Materials provided ▸
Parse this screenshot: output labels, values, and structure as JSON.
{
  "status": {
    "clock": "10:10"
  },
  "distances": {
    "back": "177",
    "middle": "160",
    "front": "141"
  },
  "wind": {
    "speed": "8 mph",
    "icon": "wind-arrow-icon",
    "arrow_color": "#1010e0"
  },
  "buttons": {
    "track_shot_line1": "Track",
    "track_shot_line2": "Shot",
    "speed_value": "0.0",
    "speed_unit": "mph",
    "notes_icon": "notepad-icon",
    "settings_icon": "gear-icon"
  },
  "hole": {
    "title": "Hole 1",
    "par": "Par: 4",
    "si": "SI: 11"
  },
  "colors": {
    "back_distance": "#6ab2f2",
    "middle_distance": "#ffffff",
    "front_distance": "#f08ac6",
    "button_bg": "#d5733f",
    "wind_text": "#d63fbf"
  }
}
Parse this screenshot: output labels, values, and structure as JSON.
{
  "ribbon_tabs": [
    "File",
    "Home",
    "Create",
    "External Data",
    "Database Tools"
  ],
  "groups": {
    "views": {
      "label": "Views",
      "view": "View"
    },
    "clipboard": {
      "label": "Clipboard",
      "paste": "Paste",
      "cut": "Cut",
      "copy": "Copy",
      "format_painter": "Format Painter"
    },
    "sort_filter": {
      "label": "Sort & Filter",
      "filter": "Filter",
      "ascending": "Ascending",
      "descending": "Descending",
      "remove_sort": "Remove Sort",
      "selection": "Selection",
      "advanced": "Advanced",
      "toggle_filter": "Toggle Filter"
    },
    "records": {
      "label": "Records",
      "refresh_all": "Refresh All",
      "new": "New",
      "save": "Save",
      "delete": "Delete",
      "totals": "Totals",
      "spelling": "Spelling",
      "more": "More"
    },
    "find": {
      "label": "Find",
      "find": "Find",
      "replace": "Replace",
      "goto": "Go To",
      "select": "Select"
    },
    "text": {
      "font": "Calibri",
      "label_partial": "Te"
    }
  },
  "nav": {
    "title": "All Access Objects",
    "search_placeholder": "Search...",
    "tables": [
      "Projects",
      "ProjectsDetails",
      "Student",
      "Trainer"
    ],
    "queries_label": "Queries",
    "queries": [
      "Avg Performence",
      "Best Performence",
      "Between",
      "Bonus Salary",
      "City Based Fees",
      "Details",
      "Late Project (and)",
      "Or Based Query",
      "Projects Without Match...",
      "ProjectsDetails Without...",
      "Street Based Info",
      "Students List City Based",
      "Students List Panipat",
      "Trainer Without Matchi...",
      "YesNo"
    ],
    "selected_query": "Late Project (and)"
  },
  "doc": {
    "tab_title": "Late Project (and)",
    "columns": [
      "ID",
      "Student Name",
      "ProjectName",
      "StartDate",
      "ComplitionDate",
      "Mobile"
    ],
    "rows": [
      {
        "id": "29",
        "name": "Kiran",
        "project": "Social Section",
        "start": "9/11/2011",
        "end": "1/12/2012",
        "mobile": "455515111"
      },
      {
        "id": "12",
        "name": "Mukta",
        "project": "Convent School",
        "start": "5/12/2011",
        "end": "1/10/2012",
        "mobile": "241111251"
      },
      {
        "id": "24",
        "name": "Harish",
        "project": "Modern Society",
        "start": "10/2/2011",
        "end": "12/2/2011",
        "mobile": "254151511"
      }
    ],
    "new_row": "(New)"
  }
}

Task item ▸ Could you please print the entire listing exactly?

Exercise answer ▸
Parse this screenshot: output labels, values, and structure as JSON.
{
  "status": {
    "clock": "10:10"
  },
  "distances": {
    "back": "177",
    "middle": "160",
    "front": "141"
  },
  "wind": {
    "speed": "8 mph",
    "icon": "wind-arrow-icon",
    "arrow_color": "#1010e0"
  },
  "buttons": {
    "track_shot_line1": "Track",
    "track_shot_line2": "Shot",
    "speed_value": "0.0",
    "speed_unit": "mph",
    "notes_icon": "notepad-icon",
    "settings_icon": "gear-icon"
  },
  "hole": {
    "title": "Hole 1",
    "par": "Par: 4",
    "si": "SI: 11"
  },
  "colors": {
    "back_distance": "#6ab2f2",
    "middle_distance": "#ffffff",
    "front_distance": "#f08ac6",
    "button_bg": "#d5733f",
    "wind_text": "#d63fbf"
  }
}
Parse this screenshot: output labels, values, and structure as JSON.
{
  "ribbon_tabs": [
    "File",
    "Home",
    "Create",
    "External Data",
    "Database Tools"
  ],
  "groups": {
    "views": {
      "label": "Views",
      "view": "View"
    },
    "clipboard": {
      "label": "Clipboard",
      "paste": "Paste",
      "cut": "Cut",
      "copy": "Copy",
      "format_painter": "Format Painter"
    },
    "sort_filter": {
      "label": "Sort & Filter",
      "filter": "Filter",
      "ascending": "Ascending",
      "descending": "Descending",
      "remove_sort": "Remove Sort",
      "selection": "Selection",
      "advanced": "Advanced",
      "toggle_filter": "Toggle Filter"
    },
    "records": {
      "label": "Records",
      "refresh_all": "Refresh All",
      "new": "New",
      "save": "Save",
      "delete": "Delete",
      "totals": "Totals",
      "spelling": "Spelling",
      "more": "More"
    },
    "find": {
      "label": "Find",
      "find": "Find",
      "replace": "Replace",
      "goto": "Go To",
      "select": "Select"
    },
    "text": {
      "font": "Calibri",
      "label_partial": "Te"
    }
  },
  "nav": {
    "title": "All Access Objects",
    "search_placeholder": "Search...",
    "tables": [
      "Projects",
      "ProjectsDetails",
      "Student",
      "Trainer"
    ],
    "queries_label": "Queries",
    "queries": [
      "Avg Performence",
      "Best Performence",
      "Between",
      "Bonus Salary",
      "City Based Fees",
      "Details",
      "Late Project (and)",
      "Or Based Query",
      "Projects Without Match...",
      "ProjectsDetails Without...",
      "Street Based Info",
      "Students List City Based",
      "Students List Panipat",
      "Trainer Without Matchi...",
      "YesNo"
    ],
    "selected_query": "Late Project (and)"
  },
  "doc": {
    "tab_title": "Late Project (and)",
    "columns": [
      "ID",
      "Student Name",
      "ProjectName",
      "StartDate",
      "ComplitionDate",
      "Mobile"
    ],
    "rows": [
      {
        "id": "29",
        "name": "Kiran",
        "project": "Social Section",
        "start": "9/11/2011",
        "end": "1/12/2012",
        "mobile": "455515111"
      },
      {
        "id": "12",
        "name": "Mukta",
        "project": "Convent School",
        "start": "5/12/2011",
        "end": "1/10/2012",
        "mobile": "241111251"
      },
      {
        "id": "24",
        "name": "Harish",
        "project": "Modern Society",
        "start": "10/2/2011",
        "end": "12/2/2011",
        "mobile": "254151511"
      }
    ],
    "new_row": "(New)"
  }
}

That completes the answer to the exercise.